Now being a Secondary School choir, I was expecting 'children' - which these young people absolutely weren't - but discovered from reading the cover notes on the CD that I bought as a blogiversary prize [ more on that tomorrow ] that because these people come from one of the poorest areas in South Africa, children frequently start school quite late by western standards and are often still in school well into their twenties. I'm a little surprised at that statement, because I would have thought that the labour of an adult would be of more benefit to the family unit than that of a small child.

we had a ball!!!!!!!!!!!!

To keep the spirit of the evening, and to complement the African music we had so painstakingly learnt and the fabulous Limpopo T-shirts worn by the Millennium Chorus, the dress code for the rest of us was black tops and colourful bottoms [!!] with many improvising ingenious 'African style headwraps.

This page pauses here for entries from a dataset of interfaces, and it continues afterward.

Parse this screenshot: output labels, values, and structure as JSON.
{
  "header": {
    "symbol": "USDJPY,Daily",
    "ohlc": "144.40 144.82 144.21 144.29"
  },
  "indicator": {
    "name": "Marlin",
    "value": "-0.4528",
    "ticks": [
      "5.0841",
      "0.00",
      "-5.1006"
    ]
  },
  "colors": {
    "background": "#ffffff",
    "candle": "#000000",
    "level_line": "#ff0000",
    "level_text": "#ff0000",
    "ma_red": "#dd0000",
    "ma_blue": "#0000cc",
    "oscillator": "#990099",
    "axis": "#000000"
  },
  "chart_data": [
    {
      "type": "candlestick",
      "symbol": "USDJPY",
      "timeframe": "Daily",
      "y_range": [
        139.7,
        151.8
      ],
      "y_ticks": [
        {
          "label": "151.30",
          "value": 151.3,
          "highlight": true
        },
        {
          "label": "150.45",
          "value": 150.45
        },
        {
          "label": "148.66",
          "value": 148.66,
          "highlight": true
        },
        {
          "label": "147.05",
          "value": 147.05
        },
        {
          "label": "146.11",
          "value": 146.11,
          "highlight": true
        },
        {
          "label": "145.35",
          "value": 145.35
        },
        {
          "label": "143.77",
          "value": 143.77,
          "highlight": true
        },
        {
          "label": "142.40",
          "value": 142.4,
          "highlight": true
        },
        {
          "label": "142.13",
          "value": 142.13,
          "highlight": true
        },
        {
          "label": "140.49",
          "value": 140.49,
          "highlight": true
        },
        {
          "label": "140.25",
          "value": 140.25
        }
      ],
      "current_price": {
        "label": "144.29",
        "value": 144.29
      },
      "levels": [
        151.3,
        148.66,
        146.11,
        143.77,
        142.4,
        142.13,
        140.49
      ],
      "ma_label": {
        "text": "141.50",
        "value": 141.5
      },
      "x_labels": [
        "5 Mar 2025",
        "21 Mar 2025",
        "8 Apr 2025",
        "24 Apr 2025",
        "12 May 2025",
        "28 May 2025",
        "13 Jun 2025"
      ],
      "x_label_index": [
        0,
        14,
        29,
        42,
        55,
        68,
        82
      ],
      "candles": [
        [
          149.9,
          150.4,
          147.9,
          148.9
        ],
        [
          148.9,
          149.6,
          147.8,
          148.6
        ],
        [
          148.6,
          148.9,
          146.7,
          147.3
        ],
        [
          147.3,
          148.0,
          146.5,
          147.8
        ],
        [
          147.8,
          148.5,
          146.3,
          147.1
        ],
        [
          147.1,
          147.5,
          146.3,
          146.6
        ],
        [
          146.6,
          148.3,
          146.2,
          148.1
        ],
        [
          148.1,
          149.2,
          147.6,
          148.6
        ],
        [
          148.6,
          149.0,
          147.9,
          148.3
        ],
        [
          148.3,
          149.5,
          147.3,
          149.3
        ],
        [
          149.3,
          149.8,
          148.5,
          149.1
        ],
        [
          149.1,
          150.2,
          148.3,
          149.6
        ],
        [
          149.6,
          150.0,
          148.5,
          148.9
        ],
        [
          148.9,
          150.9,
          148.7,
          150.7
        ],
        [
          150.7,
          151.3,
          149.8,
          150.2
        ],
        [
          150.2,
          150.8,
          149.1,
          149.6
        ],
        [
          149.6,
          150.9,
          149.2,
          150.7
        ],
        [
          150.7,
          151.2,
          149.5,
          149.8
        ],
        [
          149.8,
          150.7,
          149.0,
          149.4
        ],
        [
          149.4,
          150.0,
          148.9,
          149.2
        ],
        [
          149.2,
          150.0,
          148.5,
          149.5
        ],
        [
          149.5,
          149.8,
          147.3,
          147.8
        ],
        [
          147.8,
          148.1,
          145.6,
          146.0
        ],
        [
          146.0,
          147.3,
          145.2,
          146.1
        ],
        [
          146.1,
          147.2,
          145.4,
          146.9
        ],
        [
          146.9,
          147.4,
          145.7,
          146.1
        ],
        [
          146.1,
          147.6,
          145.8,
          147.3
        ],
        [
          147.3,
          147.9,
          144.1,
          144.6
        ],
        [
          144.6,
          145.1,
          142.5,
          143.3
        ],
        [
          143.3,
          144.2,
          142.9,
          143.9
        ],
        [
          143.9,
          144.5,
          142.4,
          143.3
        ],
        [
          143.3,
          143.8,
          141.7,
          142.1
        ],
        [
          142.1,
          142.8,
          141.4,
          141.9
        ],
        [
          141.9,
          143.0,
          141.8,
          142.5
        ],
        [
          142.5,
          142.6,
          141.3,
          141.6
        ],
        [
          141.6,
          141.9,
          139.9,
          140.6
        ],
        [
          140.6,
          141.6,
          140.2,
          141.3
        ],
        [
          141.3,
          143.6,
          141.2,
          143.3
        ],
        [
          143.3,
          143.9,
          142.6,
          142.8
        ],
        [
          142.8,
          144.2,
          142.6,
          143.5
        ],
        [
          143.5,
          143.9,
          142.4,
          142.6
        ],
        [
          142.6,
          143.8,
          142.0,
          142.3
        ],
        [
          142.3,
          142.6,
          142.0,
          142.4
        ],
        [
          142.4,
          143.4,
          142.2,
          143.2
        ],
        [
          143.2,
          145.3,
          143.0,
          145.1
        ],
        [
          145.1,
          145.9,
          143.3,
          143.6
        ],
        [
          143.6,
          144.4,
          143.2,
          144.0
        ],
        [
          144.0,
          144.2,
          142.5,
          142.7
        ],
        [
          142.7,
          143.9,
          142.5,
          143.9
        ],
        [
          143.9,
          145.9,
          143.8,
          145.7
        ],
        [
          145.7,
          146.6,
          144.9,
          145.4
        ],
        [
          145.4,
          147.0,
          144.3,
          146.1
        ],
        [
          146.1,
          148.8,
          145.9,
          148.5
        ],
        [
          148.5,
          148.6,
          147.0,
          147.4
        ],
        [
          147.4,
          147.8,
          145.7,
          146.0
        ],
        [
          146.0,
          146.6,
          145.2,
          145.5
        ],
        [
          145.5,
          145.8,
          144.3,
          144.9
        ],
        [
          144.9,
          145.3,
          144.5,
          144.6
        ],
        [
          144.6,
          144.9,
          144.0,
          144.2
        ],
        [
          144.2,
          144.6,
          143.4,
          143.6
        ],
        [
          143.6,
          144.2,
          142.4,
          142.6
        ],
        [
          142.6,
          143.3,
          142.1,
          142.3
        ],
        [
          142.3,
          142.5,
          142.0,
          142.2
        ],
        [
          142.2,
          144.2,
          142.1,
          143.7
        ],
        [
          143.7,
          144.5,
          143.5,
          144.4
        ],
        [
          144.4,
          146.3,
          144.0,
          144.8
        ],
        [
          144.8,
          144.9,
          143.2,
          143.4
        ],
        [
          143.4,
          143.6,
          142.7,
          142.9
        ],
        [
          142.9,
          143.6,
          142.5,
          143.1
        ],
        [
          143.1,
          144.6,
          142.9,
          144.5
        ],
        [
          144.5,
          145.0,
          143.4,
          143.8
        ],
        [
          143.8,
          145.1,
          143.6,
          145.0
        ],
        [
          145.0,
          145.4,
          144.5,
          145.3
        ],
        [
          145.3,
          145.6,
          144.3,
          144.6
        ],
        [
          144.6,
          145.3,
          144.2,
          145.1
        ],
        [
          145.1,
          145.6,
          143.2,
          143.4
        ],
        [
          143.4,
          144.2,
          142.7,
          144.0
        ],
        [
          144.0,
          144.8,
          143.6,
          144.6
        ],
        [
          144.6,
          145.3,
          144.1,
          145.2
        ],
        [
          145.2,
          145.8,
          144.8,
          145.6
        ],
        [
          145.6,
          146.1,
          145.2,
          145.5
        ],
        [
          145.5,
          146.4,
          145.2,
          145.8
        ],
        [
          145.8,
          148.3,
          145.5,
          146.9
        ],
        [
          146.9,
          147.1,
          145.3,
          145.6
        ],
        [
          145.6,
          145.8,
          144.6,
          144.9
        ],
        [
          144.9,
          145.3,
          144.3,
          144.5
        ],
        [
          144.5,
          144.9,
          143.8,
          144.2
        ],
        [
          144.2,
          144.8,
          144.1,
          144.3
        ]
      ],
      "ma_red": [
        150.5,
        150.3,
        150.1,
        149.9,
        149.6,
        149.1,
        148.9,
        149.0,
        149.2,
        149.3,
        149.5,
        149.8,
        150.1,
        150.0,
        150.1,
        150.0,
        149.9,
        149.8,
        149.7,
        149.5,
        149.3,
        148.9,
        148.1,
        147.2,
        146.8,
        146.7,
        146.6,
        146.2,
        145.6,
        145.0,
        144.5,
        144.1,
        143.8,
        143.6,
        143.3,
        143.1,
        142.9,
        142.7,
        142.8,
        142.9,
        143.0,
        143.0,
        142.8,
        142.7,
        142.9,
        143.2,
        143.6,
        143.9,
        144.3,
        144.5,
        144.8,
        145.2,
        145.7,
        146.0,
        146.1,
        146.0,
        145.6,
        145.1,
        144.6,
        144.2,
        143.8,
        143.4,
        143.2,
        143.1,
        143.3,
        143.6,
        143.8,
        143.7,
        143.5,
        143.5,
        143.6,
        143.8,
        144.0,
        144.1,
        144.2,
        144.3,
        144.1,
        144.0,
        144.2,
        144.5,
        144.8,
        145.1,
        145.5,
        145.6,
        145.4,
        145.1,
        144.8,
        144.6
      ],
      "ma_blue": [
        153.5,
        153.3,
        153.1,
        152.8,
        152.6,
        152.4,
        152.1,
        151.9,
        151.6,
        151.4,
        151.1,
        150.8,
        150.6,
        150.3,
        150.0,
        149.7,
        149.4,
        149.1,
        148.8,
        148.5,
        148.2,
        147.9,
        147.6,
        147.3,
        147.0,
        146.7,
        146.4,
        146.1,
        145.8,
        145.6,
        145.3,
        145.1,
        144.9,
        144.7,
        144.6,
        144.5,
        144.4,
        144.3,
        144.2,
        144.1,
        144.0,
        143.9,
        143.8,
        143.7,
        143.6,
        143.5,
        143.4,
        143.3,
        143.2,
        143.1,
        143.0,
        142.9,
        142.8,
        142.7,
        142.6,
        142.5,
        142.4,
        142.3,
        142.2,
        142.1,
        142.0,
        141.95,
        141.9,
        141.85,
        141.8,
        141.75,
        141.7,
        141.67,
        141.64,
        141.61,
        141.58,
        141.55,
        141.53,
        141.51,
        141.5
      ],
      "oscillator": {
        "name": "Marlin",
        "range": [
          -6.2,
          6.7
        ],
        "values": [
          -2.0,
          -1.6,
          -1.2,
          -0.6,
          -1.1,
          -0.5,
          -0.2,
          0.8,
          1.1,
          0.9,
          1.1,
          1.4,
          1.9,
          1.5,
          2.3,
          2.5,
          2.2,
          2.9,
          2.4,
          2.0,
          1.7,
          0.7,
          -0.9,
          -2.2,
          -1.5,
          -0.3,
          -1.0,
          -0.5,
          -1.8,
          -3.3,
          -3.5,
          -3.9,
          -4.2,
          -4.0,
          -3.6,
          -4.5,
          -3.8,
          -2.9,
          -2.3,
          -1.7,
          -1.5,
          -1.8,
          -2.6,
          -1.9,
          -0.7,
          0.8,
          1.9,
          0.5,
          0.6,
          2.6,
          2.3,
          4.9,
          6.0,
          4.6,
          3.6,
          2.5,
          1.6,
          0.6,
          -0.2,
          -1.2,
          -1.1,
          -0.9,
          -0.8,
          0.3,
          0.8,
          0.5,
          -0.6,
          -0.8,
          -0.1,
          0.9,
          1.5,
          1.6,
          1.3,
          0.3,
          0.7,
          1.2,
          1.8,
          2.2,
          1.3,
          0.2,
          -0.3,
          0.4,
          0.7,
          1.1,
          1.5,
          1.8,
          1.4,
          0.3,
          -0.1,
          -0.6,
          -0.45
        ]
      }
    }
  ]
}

I was intending to do something along those lines but in the end I made myself a perky little hat instead ... beret-ish but with less 'poof' at the top and a much deeper band... a red angora muffin - to match my red skirt and shoes... and as Castlemaine is the home of 'interesting' winter head gear, I do intend to wear it again ... although perhaps not on the zero degree mornings - it won't do a lot for keeping the ears warm

I'll probably blog about the genesis of the hat sometime this week [ note to self - overhead fluro kitchen lighting SO not flattering ]

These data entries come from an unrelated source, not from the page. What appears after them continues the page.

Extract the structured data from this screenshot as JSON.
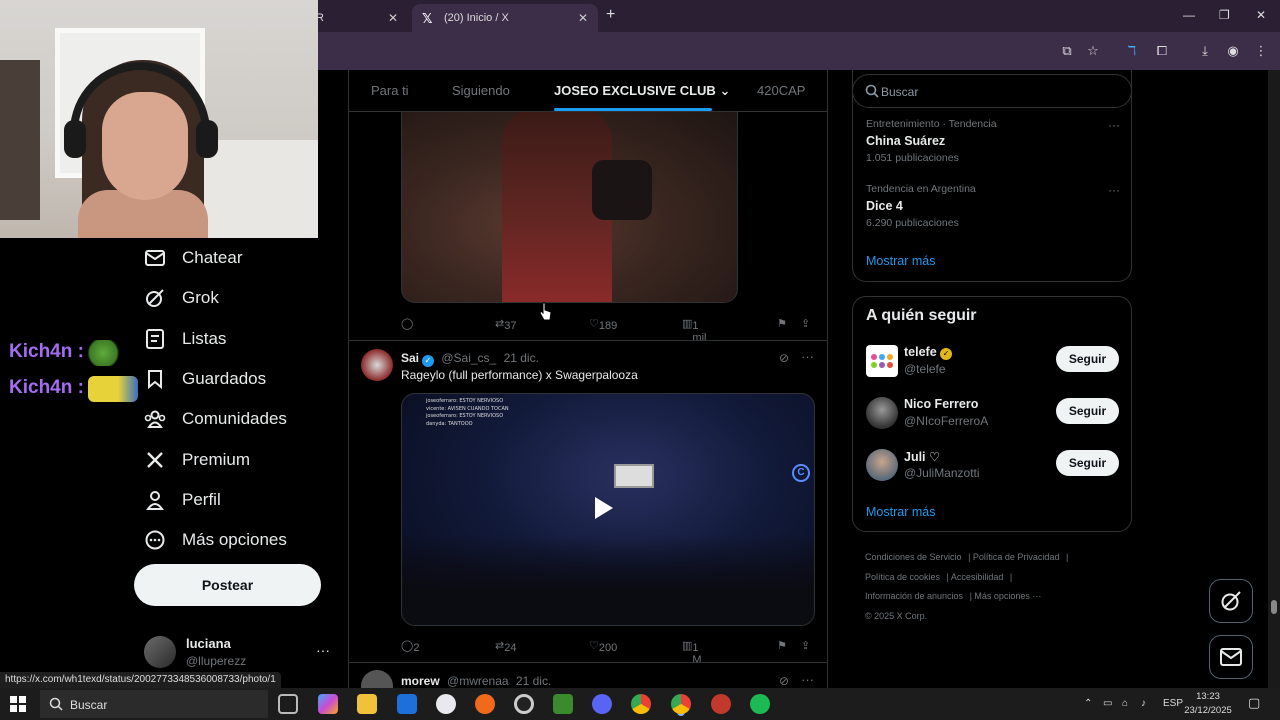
{
  "browser": {
    "tab_inactive_suffix": "R",
    "tab_active_title": "(20) Inicio / X",
    "tab_close": "✕",
    "new_tab": "+",
    "status_url": "https://x.com/wh1texd/status/2002773348536008733/photo/1"
  },
  "chat": [
    {
      "name": "Kich4n :",
      "emote": "pepe-emote"
    },
    {
      "name": "Kich4n :",
      "emote": "minion-emote"
    }
  ],
  "nav": {
    "items": [
      {
        "label": "Chatear",
        "icon": "mail-icon"
      },
      {
        "label": "Grok",
        "icon": "grok-icon"
      },
      {
        "label": "Listas",
        "icon": "list-icon"
      },
      {
        "label": "Guardados",
        "icon": "bookmark-icon"
      },
      {
        "label": "Comunidades",
        "icon": "communities-icon"
      },
      {
        "label": "Premium",
        "icon": "x-logo-icon"
      },
      {
        "label": "Perfil",
        "icon": "person-icon"
      },
      {
        "label": "Más opciones",
        "icon": "more-circle-icon"
      }
    ],
    "post_label": "Postear",
    "profile": {
      "name": "luciana",
      "handle": "@lluperezz",
      "more": "···"
    }
  },
  "timeline": {
    "tabs": [
      "Para ti",
      "Siguiendo",
      "JOSEO EXCLUSIVE CLUB",
      "420CAP"
    ],
    "tweet1_actions": {
      "replies": "",
      "reposts": "37",
      "likes": "189",
      "views": "1 mil"
    },
    "tweet2": {
      "name": "Sai",
      "handle": "@Sai_cs_",
      "date": "21 dic.",
      "text": "Rageylo (full performance) x Swagerpalooza",
      "overlay_lines": [
        "joseoferraro: ESTOY NERVIOSO",
        "vicente: AVISEN CUANDO TOCAN",
        "joseoferraro: ESTOY NERVIOSO",
        "danyda: TANTOOO"
      ],
      "actions": {
        "replies": "2",
        "reposts": "24",
        "likes": "200",
        "views": "1 M"
      }
    },
    "tweet3": {
      "name": "morew",
      "handle": "@mwrenaa",
      "date": "21 dic."
    }
  },
  "sidebar": {
    "search_placeholder": "Buscar",
    "trends": [
      {
        "context": "Entretenimiento · Tendencia",
        "title": "China Suárez",
        "count": "1.051 publicaciones"
      },
      {
        "context": "Tendencia en Argentina",
        "title": "Dice 4",
        "count": "6.290 publicaciones"
      }
    ],
    "show_more": "Mostrar más",
    "who_to_follow_title": "A quién seguir",
    "follow": [
      {
        "name": "telefe",
        "handle": "@telefe",
        "button": "Seguir"
      },
      {
        "name": "Nico Ferrero",
        "handle": "@NIcoFerreroA",
        "button": "Seguir"
      },
      {
        "name": "Juli ♡",
        "handle": "@JuliManzotti",
        "button": "Seguir"
      }
    ],
    "show_more_2": "Mostrar más",
    "footer": {
      "terms": "Condiciones de Servicio",
      "privacy": "Política de Privacidad",
      "cookies": "Política de cookies",
      "accessibility": "Accesibilidad",
      "ads": "Información de anuncios",
      "more": "Más opciones ···",
      "copyright": "© 2025 X Corp."
    }
  },
  "taskbar": {
    "search_label": "Buscar",
    "lang": "ESP",
    "time": "13:23",
    "date": "23/12/2025"
  },
  "colors": {
    "accent": "#1d9bf0",
    "chat_name": "#a46cf0",
    "titlebar": "#2a1f33",
    "addressbar": "#3c2d48"
  }
}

postscript to the evening: while I'm not exactly moving normally today, I'm certainly better than I expected to be, so all those good thoughts and long-distance healing vibes may just have worked :]
along with the wonders of modern pharmacology and music-fueled endorphins


Tara said...

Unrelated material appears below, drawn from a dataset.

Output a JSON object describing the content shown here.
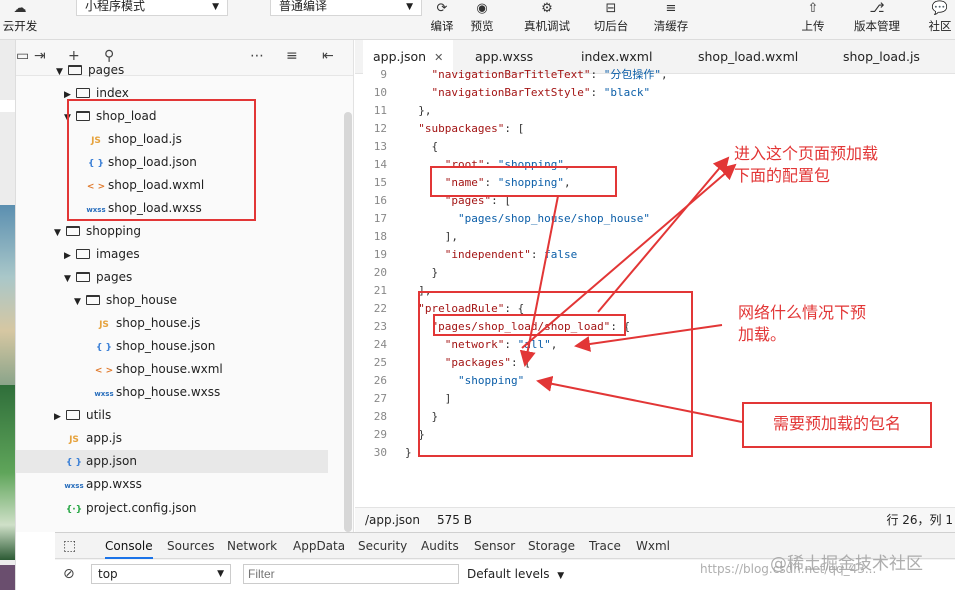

YAYYY!!!! For a fantastic evening. I'm glad it all worked out in the end and I bet you had a ball! I love african music, so I can imagine the level of energy their performance would of encapsulated.

Lindi said...

Glad you were able to make it! Sounds like a fantastic evening. i love anything African. It has such an energy and heart beat to it. It always sounds to me like they have captured the pulse of life itself.

Robbyn said...

I'm voting for the music, myself - especially when joyously, exuberantly and passionately presented - it could cure a rainy day!

I'm very glad you're feeling better :)

Sheepish Annie said...

That sounds simply amazing! And your headwear was most appropriate. I'm so glad that you were able to make it! Yay for fortitude!!!

Lynne said...

I'm so glad that all went well and that you were able to get through it okay.

I'm not at all surprised how much volume comes from a small number - my Sudanese women students are very loud when singing and dancing!! :-)

Carol said...

What a brilliant night it sounds like it was and your hat is so brilliant. Love the colour you've knitted too. Do hope you're feeling a lot better today.

Lindi said...

Hi Susan! I just awarded you a Brilliante Blog Award, but I see you already have one! Does that mean you can post 2 pics of it now? vbg

Bron said...

Hi Susan,

The night sounds wonderful - we are going to Dallas Brooks Hall on Friday, where my grand-daughter Aysha is singing with the group. Look forward to having another coffee with you some time soon.